Your response should consist of the records, reproduced exactly.

(Page and application data records)

■ ■ ■ ■ ■ ■ ■

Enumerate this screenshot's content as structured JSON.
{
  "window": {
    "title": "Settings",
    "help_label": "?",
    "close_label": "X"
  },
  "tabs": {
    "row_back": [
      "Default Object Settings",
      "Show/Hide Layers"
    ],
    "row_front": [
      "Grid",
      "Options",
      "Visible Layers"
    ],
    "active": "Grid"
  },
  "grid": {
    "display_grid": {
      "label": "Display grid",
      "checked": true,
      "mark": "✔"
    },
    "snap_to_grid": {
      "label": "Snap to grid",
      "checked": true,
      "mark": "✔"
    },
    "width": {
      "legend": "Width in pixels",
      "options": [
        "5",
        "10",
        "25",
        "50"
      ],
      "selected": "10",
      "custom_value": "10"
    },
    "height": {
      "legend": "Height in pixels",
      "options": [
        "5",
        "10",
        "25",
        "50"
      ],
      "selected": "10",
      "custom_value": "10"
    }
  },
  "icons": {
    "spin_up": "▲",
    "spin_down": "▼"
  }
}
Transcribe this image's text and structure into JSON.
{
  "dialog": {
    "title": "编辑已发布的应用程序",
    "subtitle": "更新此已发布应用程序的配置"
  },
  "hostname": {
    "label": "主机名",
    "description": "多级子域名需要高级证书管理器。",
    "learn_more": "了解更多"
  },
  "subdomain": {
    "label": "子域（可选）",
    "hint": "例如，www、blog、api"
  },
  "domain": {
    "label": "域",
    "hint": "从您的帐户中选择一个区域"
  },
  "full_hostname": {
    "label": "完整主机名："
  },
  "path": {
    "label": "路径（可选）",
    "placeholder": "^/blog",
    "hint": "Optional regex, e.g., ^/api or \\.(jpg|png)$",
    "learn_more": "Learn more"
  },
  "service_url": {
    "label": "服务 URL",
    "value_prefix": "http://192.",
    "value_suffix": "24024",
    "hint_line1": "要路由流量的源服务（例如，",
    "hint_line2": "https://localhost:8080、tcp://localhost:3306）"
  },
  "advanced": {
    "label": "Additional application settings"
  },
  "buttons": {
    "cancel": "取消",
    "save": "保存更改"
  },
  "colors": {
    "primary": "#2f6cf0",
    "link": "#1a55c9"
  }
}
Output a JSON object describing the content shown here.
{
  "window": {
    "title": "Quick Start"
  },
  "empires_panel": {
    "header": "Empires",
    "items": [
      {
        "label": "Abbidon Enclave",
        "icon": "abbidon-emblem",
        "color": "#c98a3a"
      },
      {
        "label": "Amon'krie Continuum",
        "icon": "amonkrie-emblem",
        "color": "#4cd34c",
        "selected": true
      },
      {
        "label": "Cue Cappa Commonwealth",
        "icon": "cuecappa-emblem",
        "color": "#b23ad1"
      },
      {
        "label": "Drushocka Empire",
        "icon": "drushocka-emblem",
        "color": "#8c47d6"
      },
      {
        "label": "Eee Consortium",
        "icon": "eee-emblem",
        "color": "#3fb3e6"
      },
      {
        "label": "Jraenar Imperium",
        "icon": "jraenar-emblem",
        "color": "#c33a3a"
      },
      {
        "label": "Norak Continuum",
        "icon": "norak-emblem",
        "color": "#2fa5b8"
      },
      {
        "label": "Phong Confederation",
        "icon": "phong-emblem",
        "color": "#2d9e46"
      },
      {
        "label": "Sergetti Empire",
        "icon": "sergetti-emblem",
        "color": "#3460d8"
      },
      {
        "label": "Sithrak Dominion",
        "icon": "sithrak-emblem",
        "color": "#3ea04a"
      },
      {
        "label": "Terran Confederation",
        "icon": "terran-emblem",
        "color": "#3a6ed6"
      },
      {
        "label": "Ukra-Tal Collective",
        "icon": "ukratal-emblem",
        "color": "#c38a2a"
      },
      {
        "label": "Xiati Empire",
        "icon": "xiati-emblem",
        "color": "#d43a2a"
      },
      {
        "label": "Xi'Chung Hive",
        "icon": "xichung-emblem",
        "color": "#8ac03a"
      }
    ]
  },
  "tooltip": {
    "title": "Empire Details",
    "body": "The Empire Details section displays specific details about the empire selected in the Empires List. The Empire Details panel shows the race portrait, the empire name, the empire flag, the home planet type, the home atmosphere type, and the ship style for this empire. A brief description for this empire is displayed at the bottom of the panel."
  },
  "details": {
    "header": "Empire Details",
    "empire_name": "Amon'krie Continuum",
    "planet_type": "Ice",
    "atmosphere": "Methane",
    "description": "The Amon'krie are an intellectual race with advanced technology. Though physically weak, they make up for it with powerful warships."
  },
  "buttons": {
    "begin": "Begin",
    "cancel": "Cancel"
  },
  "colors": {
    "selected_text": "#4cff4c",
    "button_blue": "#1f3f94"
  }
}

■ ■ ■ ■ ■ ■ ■

• [Your solution]
Enumerate this screenshot's content as structured JSON.
{
  "window": {
    "title": "Settings",
    "help_label": "?",
    "close_label": "X"
  },
  "tabs": {
    "row_back": [
      "Default Object Settings",
      "Show/Hide Layers"
    ],
    "row_front": [
      "Grid",
      "Options",
      "Visible Layers"
    ],
    "active": "Grid"
  },
  "grid": {
    "display_grid": {
      "label": "Display grid",
      "checked": true,
      "mark": "✔"
    },
    "snap_to_grid": {
      "label": "Snap to grid",
      "checked": true,
      "mark": "✔"
    },
    "width": {
      "legend": "Width in pixels",
      "options": [
        "5",
        "10",
        "25",
        "50"
      ],
      "selected": "10",
      "custom_value": "10"
    },
    "height": {
      "legend": "Height in pixels",
      "options": [
        "5",
        "10",
        "25",
        "50"
      ],
      "selected": "10",
      "custom_value": "10"
    }
  },
  "icons": {
    "spin_up": "▲",
    "spin_down": "▼"
  }
}
Transcribe this image's text and structure into JSON.
{
  "dialog": {
    "title": "编辑已发布的应用程序",
    "subtitle": "更新此已发布应用程序的配置"
  },
  "hostname": {
    "label": "主机名",
    "description": "多级子域名需要高级证书管理器。",
    "learn_more": "了解更多"
  },
  "subdomain": {
    "label": "子域（可选）",
    "hint": "例如，www、blog、api"
  },
  "domain": {
    "label": "域",
    "hint": "从您的帐户中选择一个区域"
  },
  "full_hostname": {
    "label": "完整主机名："
  },
  "path": {
    "label": "路径（可选）",
    "placeholder": "^/blog",
    "hint": "Optional regex, e.g., ^/api or \\.(jpg|png)$",
    "learn_more": "Learn more"
  },
  "service_url": {
    "label": "服务 URL",
    "value_prefix": "http://192.",
    "value_suffix": "24024",
    "hint_line1": "要路由流量的源服务（例如，",
    "hint_line2": "https://localhost:8080、tcp://localhost:3306）"
  },
  "advanced": {
    "label": "Additional application settings"
  },
  "buttons": {
    "cancel": "取消",
    "save": "保存更改"
  },
  "colors": {
    "primary": "#2f6cf0",
    "link": "#1a55c9"
  }
}
Output a JSON object describing the content shown here.
{
  "window": {
    "title": "Quick Start"
  },
  "empires_panel": {
    "header": "Empires",
    "items": [
      {
        "label": "Abbidon Enclave",
        "icon": "abbidon-emblem",
        "color": "#c98a3a"
      },
      {
        "label": "Amon'krie Continuum",
        "icon": "amonkrie-emblem",
        "color": "#4cd34c",
        "selected": true
      },
      {
        "label": "Cue Cappa Commonwealth",
        "icon": "cuecappa-emblem",
        "color": "#b23ad1"
      },
      {
        "label": "Drushocka Empire",
        "icon": "drushocka-emblem",
        "color": "#8c47d6"
      },
      {
        "label": "Eee Consortium",
        "icon": "eee-emblem",
        "color": "#3fb3e6"
      },
      {
        "label": "Jraenar Imperium",
        "icon": "jraenar-emblem",
        "color": "#c33a3a"
      },
      {
        "label": "Norak Continuum",
        "icon": "norak-emblem",
        "color": "#2fa5b8"
      },
      {
        "label": "Phong Confederation",
        "icon": "phong-emblem",
        "color": "#2d9e46"
      },
      {
        "label": "Sergetti Empire",
        "icon": "sergetti-emblem",
        "color": "#3460d8"
      },
      {
        "label": "Sithrak Dominion",
        "icon": "sithrak-emblem",
        "color": "#3ea04a"
      },
      {
        "label": "Terran Confederation",
        "icon": "terran-emblem",
        "color": "#3a6ed6"
      },
      {
        "label": "Ukra-Tal Collective",
        "icon": "ukratal-emblem",
        "color": "#c38a2a"
      },
      {
        "label": "Xiati Empire",
        "icon": "xiati-emblem",
        "color": "#d43a2a"
      },
      {
        "label": "Xi'Chung Hive",
        "icon": "xichung-emblem",
        "color": "#8ac03a"
      }
    ]
  },
  "tooltip": {
    "title": "Empire Details",
    "body": "The Empire Details section displays specific details about the empire selected in the Empires List. The Empire Details panel shows the race portrait, the empire name, the empire flag, the home planet type, the home atmosphere type, and the ship style for this empire. A brief description for this empire is displayed at the bottom of the panel."
  },
  "details": {
    "header": "Empire Details",
    "empire_name": "Amon'krie Continuum",
    "planet_type": "Ice",
    "atmosphere": "Methane",
    "description": "The Amon'krie are an intellectual race with advanced technology. Though physically weak, they make up for it with powerful warships."
  },
  "buttons": {
    "begin": "Begin",
    "cancel": "Cancel"
  },
  "colors": {
    "selected_text": "#4cff4c",
    "button_blue": "#1f3f94"
  }
}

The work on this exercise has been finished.